into the service of the Lord, and surely this is the spirit in which all true service and
sacrifice should be offered to our great God and Heavenly Father. Not in a spirit of
resignation or martyrdom, but in a spirit of joy which should characterize all our walk
and witness. Whatever we give to God has first been received from Him, and gladsome
giving is surely the moral of this story.
Chapter 1: closes with the following words:
"And he (i.e. Samuel) worshipped the Lord there" (I Sam. 1: 28).
The child played his part beyond that which could have been expected from one so
young. He was no doubt exceedingly forward for one of his years. Hannah would have
trained him up most carefully and instructed him for what was to be his life's work.

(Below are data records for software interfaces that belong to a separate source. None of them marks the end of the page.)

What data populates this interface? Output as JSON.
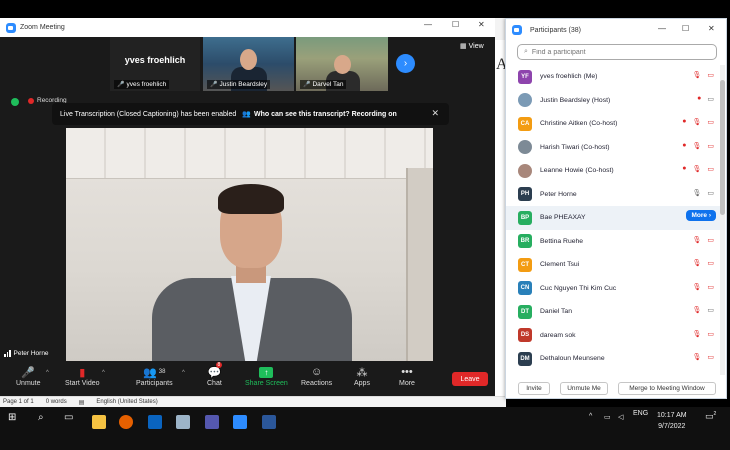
{
  "zoom": {
    "window_title": "Zoom Meeting",
    "view_label": "View",
    "recording_label": "Recording",
    "banner_text": "Live Transcription (Closed Captioning) has been enabled",
    "banner_link": "Who can see this transcript? Recording on",
    "thumbnails": [
      {
        "big_name": "yves froehlich",
        "label": "yves froehlich"
      },
      {
        "label": "Justin Beardsley"
      },
      {
        "label": "Darvel Tan"
      }
    ],
    "active_speaker": "Peter Horne"
  },
  "toolbar": {
    "unmute": "Unmute",
    "start_video": "Start Video",
    "participants": "Participants",
    "participants_count": "38",
    "chat": "Chat",
    "chat_badge": "8",
    "share_screen": "Share Screen",
    "reactions": "Reactions",
    "apps": "Apps",
    "more": "More",
    "leave": "Leave"
  },
  "panel": {
    "title": "Participants (38)",
    "search_placeholder": "Find a participant",
    "more_label": "More",
    "participants": [
      {
        "initials": "YF",
        "name": "yves froehlich (Me)",
        "color": "#8e44ad",
        "photo": false
      },
      {
        "initials": "",
        "name": "Justin Beardsley (Host)",
        "color": "#7b9ab5",
        "photo": true
      },
      {
        "initials": "CA",
        "name": "Christine Aitken (Co-host)",
        "color": "#f39c12",
        "photo": false
      },
      {
        "initials": "",
        "name": "Harish Tiwari (Co-host)",
        "color": "#7d8a96",
        "photo": true
      },
      {
        "initials": "",
        "name": "Leanne Howie (Co-host)",
        "color": "#a8877b",
        "photo": true
      },
      {
        "initials": "PH",
        "name": "Peter Horne",
        "color": "#2c3e50",
        "photo": false
      },
      {
        "initials": "BP",
        "name": "Bae PHEAXAY",
        "color": "#27ae60",
        "photo": false
      },
      {
        "initials": "BR",
        "name": "Bettina Ruehe",
        "color": "#27ae60",
        "photo": false
      },
      {
        "initials": "CT",
        "name": "Clement Tsui",
        "color": "#f39c12",
        "photo": false
      },
      {
        "initials": "CN",
        "name": "Cuc Nguyen Thi Kim Cuc",
        "color": "#2980b9",
        "photo": false
      },
      {
        "initials": "DT",
        "name": "Daniel Tan",
        "color": "#27ae60",
        "photo": false
      },
      {
        "initials": "DS",
        "name": "daream sok",
        "color": "#c0392b",
        "photo": false
      },
      {
        "initials": "DM",
        "name": "Dethaloun Meunsene",
        "color": "#2c3e50",
        "photo": false
      }
    ],
    "invite": "Invite",
    "unmute_me": "Unmute Me",
    "merge": "Merge to Meeting Window"
  },
  "word": {
    "page_info": "Page 1 of 1",
    "words": "0 words",
    "language": "English (United States)",
    "letter": "A"
  },
  "taskbar": {
    "language": "ENG",
    "time": "10:17 AM",
    "date": "9/7/2022",
    "notif_count": "2"
  }
}
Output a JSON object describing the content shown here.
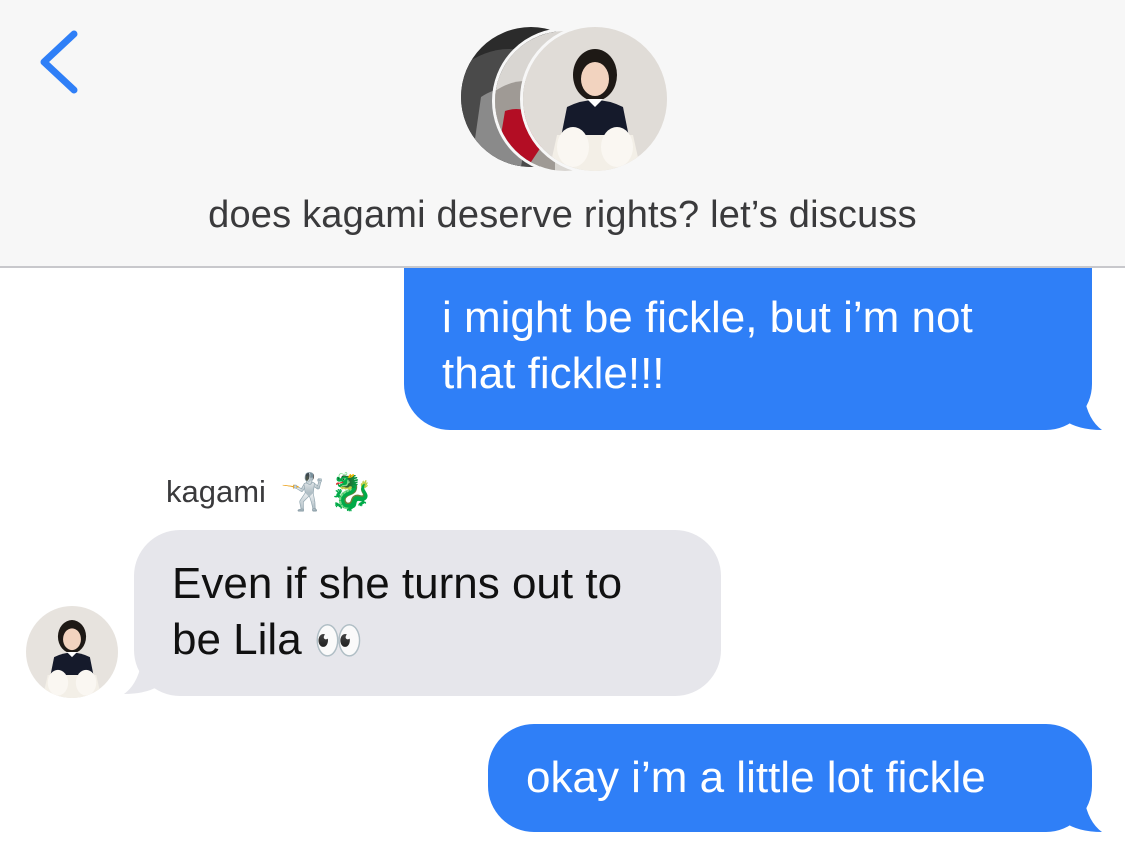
{
  "header": {
    "back_icon": "chevron-left-icon",
    "title": "does kagami deserve rights? let’s discuss",
    "accent": "#2f7ff7"
  },
  "messages": [
    {
      "direction": "outgoing",
      "line1": "i might be fickle, but i’m not",
      "line2": "that fickle!!!"
    },
    {
      "direction": "incoming",
      "sender": "kagami",
      "sender_emojis": [
        "🤺",
        "🐉"
      ],
      "line1": "Even if she turns out to",
      "line2": "be Lila",
      "emoji": "👀"
    },
    {
      "direction": "outgoing",
      "line1": "okay i’m a little lot fickle"
    }
  ],
  "colors": {
    "outgoing_bubble": "#2f7ff7",
    "incoming_bubble": "#e6e6eb",
    "header_bg": "#f7f7f7"
  }
}
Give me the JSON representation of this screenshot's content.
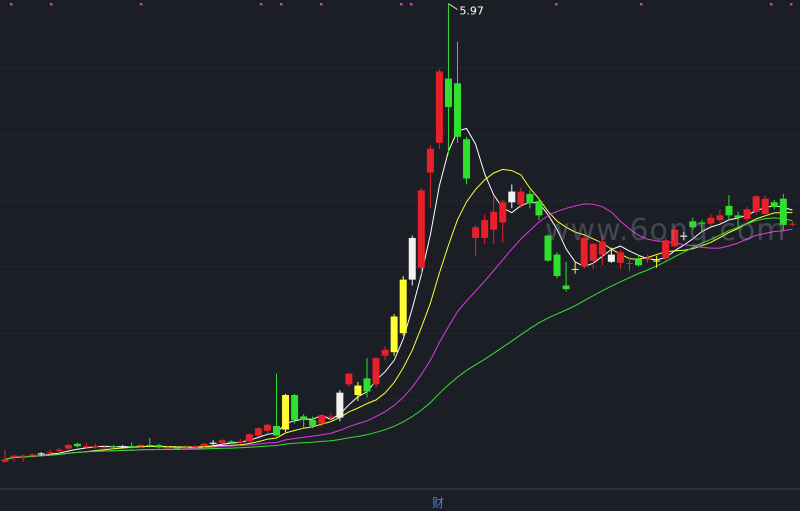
{
  "chart_data": {
    "type": "candlestick",
    "title": "",
    "peak_label": "5.97",
    "peak_high": 5.97,
    "ylim": [
      2.05,
      6.0
    ],
    "grid": "horizontal dotted",
    "series": [
      {
        "name": "",
        "color": "#ffffff",
        "kind": "moving-average"
      },
      {
        "name": "",
        "color": "#ffff33",
        "kind": "moving-average"
      },
      {
        "name": "",
        "color": "#e03be0",
        "kind": "moving-average"
      },
      {
        "name": "",
        "color": "#33e033",
        "kind": "moving-average"
      }
    ],
    "candles": [
      [
        2.12,
        2.14,
        2.11,
        2.22
      ],
      [
        2.16,
        2.17,
        2.12,
        2.18
      ],
      [
        2.17,
        2.17,
        2.12,
        2.18
      ],
      [
        2.17,
        2.18,
        2.15,
        2.19
      ],
      [
        2.18,
        2.19,
        2.17,
        2.2
      ],
      [
        2.19,
        2.2,
        2.18,
        2.22
      ],
      [
        2.21,
        2.22,
        2.19,
        2.24
      ],
      [
        2.23,
        2.26,
        2.22,
        2.27
      ],
      [
        2.27,
        2.25,
        2.24,
        2.28
      ],
      [
        2.24,
        2.25,
        2.23,
        2.28
      ],
      [
        2.25,
        2.25,
        2.23,
        2.27
      ],
      [
        2.24,
        2.24,
        2.23,
        2.25
      ],
      [
        2.25,
        2.24,
        2.23,
        2.26
      ],
      [
        2.24,
        2.25,
        2.23,
        2.26
      ],
      [
        2.25,
        2.24,
        2.23,
        2.28
      ],
      [
        2.25,
        2.26,
        2.24,
        2.27
      ],
      [
        2.26,
        2.25,
        2.24,
        2.32
      ],
      [
        2.26,
        2.24,
        2.23,
        2.27
      ],
      [
        2.24,
        2.24,
        2.23,
        2.25
      ],
      [
        2.24,
        2.23,
        2.23,
        2.25
      ],
      [
        2.24,
        2.24,
        2.23,
        2.26
      ],
      [
        2.24,
        2.25,
        2.23,
        2.26
      ],
      [
        2.25,
        2.27,
        2.24,
        2.28
      ],
      [
        2.27,
        2.28,
        2.26,
        2.3
      ],
      [
        2.28,
        2.3,
        2.27,
        2.31
      ],
      [
        2.29,
        2.28,
        2.27,
        2.3
      ],
      [
        2.28,
        2.29,
        2.27,
        2.31
      ],
      [
        2.29,
        2.35,
        2.28,
        2.36
      ],
      [
        2.34,
        2.4,
        2.33,
        2.41
      ],
      [
        2.38,
        2.43,
        2.36,
        2.44
      ],
      [
        2.42,
        2.34,
        2.33,
        2.86
      ],
      [
        2.39,
        2.68,
        2.37,
        2.69
      ],
      [
        2.68,
        2.47,
        2.44,
        2.69
      ],
      [
        2.5,
        2.47,
        2.4,
        2.52
      ],
      [
        2.47,
        2.42,
        2.4,
        2.5
      ],
      [
        2.44,
        2.51,
        2.41,
        2.52
      ],
      [
        2.5,
        2.5,
        2.47,
        2.53
      ],
      [
        2.49,
        2.7,
        2.46,
        2.72
      ],
      [
        2.77,
        2.86,
        2.75,
        2.87
      ],
      [
        2.68,
        2.76,
        2.63,
        2.79
      ],
      [
        2.82,
        2.71,
        2.66,
        2.99
      ],
      [
        2.77,
        2.99,
        2.74,
        3.0
      ],
      [
        3.01,
        3.06,
        2.97,
        3.09
      ],
      [
        3.04,
        3.34,
        3.01,
        3.36
      ],
      [
        3.2,
        3.65,
        3.18,
        3.68
      ],
      [
        3.65,
        4.0,
        3.6,
        4.02
      ],
      [
        3.75,
        4.4,
        3.7,
        4.42
      ],
      [
        4.55,
        4.75,
        4.25,
        4.78
      ],
      [
        4.8,
        5.4,
        4.75,
        5.42
      ],
      [
        5.34,
        5.1,
        4.7,
        5.97
      ],
      [
        5.3,
        4.85,
        4.8,
        5.65
      ],
      [
        4.83,
        4.5,
        4.45,
        4.85
      ],
      [
        4.0,
        4.09,
        3.85,
        4.11
      ],
      [
        4.0,
        4.15,
        3.95,
        4.2
      ],
      [
        4.07,
        4.22,
        3.95,
        4.35
      ],
      [
        4.13,
        4.3,
        3.96,
        4.32
      ],
      [
        4.39,
        4.3,
        4.25,
        4.45
      ],
      [
        4.28,
        4.39,
        4.25,
        4.42
      ],
      [
        4.37,
        4.29,
        4.25,
        4.4
      ],
      [
        4.31,
        4.19,
        4.15,
        4.34
      ],
      [
        4.02,
        3.81,
        3.8,
        4.03
      ],
      [
        3.86,
        3.68,
        3.66,
        3.88
      ],
      [
        3.6,
        3.57,
        3.55,
        3.8
      ],
      [
        3.74,
        3.74,
        3.7,
        3.8
      ],
      [
        3.76,
        4.0,
        3.74,
        4.02
      ],
      [
        3.81,
        3.95,
        3.74,
        3.96
      ],
      [
        3.86,
        3.97,
        3.77,
        4.02
      ],
      [
        3.8,
        3.86,
        3.79,
        3.92
      ],
      [
        3.79,
        3.88,
        3.74,
        3.9
      ],
      [
        3.79,
        3.79,
        3.72,
        3.84
      ],
      [
        3.82,
        3.77,
        3.76,
        3.86
      ],
      [
        3.82,
        3.83,
        3.79,
        3.86
      ],
      [
        3.81,
        3.81,
        3.75,
        3.85
      ],
      [
        3.83,
        3.98,
        3.81,
        4.0
      ],
      [
        3.93,
        4.07,
        3.92,
        4.1
      ],
      [
        4.02,
        4.01,
        3.98,
        4.05
      ],
      [
        4.14,
        4.09,
        4.07,
        4.17
      ],
      [
        4.13,
        4.12,
        4.05,
        4.15
      ],
      [
        4.12,
        4.17,
        4.1,
        4.2
      ],
      [
        4.15,
        4.19,
        4.13,
        4.24
      ],
      [
        4.27,
        4.19,
        4.15,
        4.36
      ],
      [
        4.19,
        4.17,
        4.08,
        4.22
      ],
      [
        4.16,
        4.24,
        4.14,
        4.26
      ],
      [
        4.22,
        4.35,
        4.2,
        4.36
      ],
      [
        4.2,
        4.33,
        4.2,
        4.36
      ],
      [
        4.3,
        4.26,
        4.24,
        4.32
      ],
      [
        4.33,
        4.11,
        4.06,
        4.37
      ],
      [
        4.12,
        4.12,
        4.1,
        4.14
      ]
    ]
  },
  "watermark": "www.6ong.com",
  "footer": {
    "label": "财"
  }
}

Among the Proverbs written for Solomon we find the words "Train up a child in the way
he should go: (i.e. in the beginning of his way. Spurgeon applied it `in the way you wish
you had gone yourself') and when he is old, he will not depart from it" (Prov. 22: 6). In
Samuel's case this was indeed so, though not, alas, in Solomon's. God has given to each
one of us the freedom of choice. None of us are puppets. But once we make the first
step--He comes to meet us.
In the first epistle written by John we find the wonderful words:
"In this was manifested the love of God toward us, because that God sent His only
begotten Son into the world, that we might live through Him. Herein is love, not that
we loved God, but that He loved us, and sent His Son to be the propitiation for our sins"
(I John 4: 9, 10).
The word `propitiation' takes us back to Paul's letter to the Romans, chapter 3:,
verses 23-26, where we read:
"For all have sinned, and come short of the glory of God; being justified freely by His
grace through the redemption that is in Christ Jesus: Whom God hath set forth to be a
propitiation through faith in His blood, to declare His righteousness for the remission of
sins that are past, through the forbearance of God. To declare, I say, at this time His
righteousness: that He might be just, and the justifier of him which believeth in Jesus."
The same Greek word for `propitiation' is used in the Septuagint translation of the
O.T. where we find the word `mercy seat'. In the Tabernacle the `mercy seat' was found
in the Holy of Holies. In Exod. 25:, we read God's instructions to Moses concerning
the making of the Tabernacle and its furniture. In verse 17 he was told to make a
mercy-seat of pure gold. Unlike the ark of wood which was overlaid with gold; it had to
be of pure gold. It had to be made in one piece together with the cherubims with their
wings stretched forth on high covering the mercy seat, and with their faces turned
inwards. In verse 22 we read these amazing words:
"And there I will meet with thee, and I will commune with thee from above the
mercy-seat, from between the two cherubims . . . . ." (Exod. 25: 22).